Who else could it be?

Honestly, Binnington was so great in Game 7, there was the feeling that he might swipe the Conn Smythe.

That didn’t end up happening, and that’s fair, as Binnington had plenty of ups and downs. Those low moments don’t really matter now, and maybe most importantly, the tough times didn’t rattle Binnington. Yes, it was an almost-too-easy narrative that Binnington bounced back … but, again, it really says a lot that he didn’t blink as a rookie, no matter the stakes. Clearly. He was fantastic in a winner-takes-all situation.

Binnington finished Game 7 stopping 32 out of 33 Bruins shots. Really, Binnington was close to getting a shutout, and that would have made for an even better story. It doesn’t take away from his great performance, as he was clearly the top star.

2. Alex Pietrangelo

Picking the second-best player of Game 7 is a little tougher.

Let’s go with Pietrangelo, though. Much like the third star, Pietrangelo generated a goal and an assist in Game 7. Pietrangelo gets a slight edge for scoring the game-winner, and it was a nice one. Two goals proved to be too high of a mountain for the Bruins to climb, and for the goal to come in the waning moments of the already-frustrating first period was a killer.
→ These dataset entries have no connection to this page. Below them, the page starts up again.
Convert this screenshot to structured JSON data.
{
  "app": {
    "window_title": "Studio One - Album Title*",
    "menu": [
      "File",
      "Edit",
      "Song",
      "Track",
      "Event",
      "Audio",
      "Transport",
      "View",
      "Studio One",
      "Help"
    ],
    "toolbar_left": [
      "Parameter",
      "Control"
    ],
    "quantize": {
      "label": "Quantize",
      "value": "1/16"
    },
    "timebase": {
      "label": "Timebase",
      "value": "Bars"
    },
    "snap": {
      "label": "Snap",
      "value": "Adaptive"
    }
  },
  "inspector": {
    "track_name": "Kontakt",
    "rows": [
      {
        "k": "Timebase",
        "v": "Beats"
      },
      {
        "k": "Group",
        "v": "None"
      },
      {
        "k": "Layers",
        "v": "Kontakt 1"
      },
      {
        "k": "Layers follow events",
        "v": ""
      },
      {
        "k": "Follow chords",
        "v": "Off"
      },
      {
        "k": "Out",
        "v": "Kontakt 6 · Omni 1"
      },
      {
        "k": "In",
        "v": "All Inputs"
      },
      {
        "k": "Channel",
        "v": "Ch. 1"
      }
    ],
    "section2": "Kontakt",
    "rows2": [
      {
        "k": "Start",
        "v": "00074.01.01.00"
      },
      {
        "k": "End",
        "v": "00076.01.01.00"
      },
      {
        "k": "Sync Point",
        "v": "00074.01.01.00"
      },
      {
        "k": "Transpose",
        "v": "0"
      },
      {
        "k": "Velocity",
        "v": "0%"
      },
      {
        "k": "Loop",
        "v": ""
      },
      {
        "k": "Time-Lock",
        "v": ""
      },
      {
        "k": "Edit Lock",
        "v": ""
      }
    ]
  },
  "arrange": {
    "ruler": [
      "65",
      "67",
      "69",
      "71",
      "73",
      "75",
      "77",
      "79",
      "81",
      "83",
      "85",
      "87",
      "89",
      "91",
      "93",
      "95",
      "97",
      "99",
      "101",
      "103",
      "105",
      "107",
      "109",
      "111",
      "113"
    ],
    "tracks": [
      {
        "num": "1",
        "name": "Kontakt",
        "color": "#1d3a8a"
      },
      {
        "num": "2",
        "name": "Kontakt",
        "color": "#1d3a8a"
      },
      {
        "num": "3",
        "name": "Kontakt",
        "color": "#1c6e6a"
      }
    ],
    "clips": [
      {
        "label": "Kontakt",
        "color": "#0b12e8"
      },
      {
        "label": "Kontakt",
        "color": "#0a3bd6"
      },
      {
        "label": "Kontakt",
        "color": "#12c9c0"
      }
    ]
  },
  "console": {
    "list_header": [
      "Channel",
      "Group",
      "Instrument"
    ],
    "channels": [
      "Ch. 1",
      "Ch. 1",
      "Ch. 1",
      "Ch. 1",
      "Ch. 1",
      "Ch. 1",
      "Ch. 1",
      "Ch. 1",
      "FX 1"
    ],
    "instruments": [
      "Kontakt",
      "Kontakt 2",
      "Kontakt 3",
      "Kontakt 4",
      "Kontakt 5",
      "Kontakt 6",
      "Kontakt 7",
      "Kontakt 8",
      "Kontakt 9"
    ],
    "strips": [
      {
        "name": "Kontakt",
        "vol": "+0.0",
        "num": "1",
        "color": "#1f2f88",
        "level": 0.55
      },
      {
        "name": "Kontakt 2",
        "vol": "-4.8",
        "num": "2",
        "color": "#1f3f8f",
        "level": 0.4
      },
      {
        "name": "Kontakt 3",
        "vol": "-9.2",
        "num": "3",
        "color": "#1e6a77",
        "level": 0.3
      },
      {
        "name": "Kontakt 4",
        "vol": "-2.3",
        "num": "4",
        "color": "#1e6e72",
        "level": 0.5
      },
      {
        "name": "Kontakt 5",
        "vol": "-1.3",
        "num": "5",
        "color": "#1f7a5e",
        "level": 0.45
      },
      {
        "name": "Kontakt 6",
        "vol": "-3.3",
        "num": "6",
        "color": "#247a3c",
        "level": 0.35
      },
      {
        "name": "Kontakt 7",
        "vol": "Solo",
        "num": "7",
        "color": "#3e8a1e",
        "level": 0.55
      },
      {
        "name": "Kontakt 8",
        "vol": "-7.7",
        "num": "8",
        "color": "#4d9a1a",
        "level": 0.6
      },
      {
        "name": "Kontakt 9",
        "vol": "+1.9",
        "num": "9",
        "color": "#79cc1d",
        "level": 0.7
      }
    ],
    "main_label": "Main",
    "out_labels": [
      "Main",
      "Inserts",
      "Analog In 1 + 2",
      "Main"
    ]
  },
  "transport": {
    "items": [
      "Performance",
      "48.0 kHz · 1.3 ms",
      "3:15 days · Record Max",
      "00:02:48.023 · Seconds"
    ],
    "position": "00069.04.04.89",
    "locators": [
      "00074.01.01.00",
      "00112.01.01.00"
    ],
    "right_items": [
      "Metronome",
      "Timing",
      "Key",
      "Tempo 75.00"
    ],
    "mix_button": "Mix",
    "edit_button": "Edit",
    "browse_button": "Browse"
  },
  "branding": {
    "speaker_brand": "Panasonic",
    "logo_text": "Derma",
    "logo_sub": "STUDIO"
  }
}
Pietrangelo’s been splendid for much of this run, really. The Blues didn’t have an outrageously obvious top player of this run – though ROR is worthy – but they had a slew of really good ones, from Pietrangelo to Vladimir Tarasenko and beyond. Here’s hoping Pietrangelo and other top stars are remembered for standing out, even without the Conn Smythe.

3. Ryan O'Reilly

If you have any issues with O’Reilly being third instead of second, consider that ROR won the Conn Smythe Trophy. He’s doing well, and maybe letting an expletive or two or three fly.

O’Reilly deflected in the 1-0 goal, ending a considerable Blues shots on goal drought, and giving St. Louis a stunning lead. O’Reilly also generated a secondary assist on Zach Sanford‘s goal. About the only thing ROR “lost” was the faceoff battle, going 5-7.

Factoids

  • Again, the Blues ended a 52-year drought by winning their first-ever Stanley Cup. Check out the list of longest droughts now that St. Louis is no longer on it.
  • The Blues are the first team in 30 years, and only the fourth since 1943-44 to win a Stanley Cup without having a single previous champion on their roster. The 1989 Calgary Flames were the last ones to do it.
  • The Blues won the Stanley Cup after ranking last as late as January, but their accomplishment is rare for a team that would have been ranked last earlier. Sometimes you just have to soak it all in:

Yeah.

MORE FROM GAME 7

James O’Brien is a writer for Pro Hockey Talk on NBC Sports. Drop him a line at phtblog@nbcsports.com or follow him on Twitter @cyclelikesedins.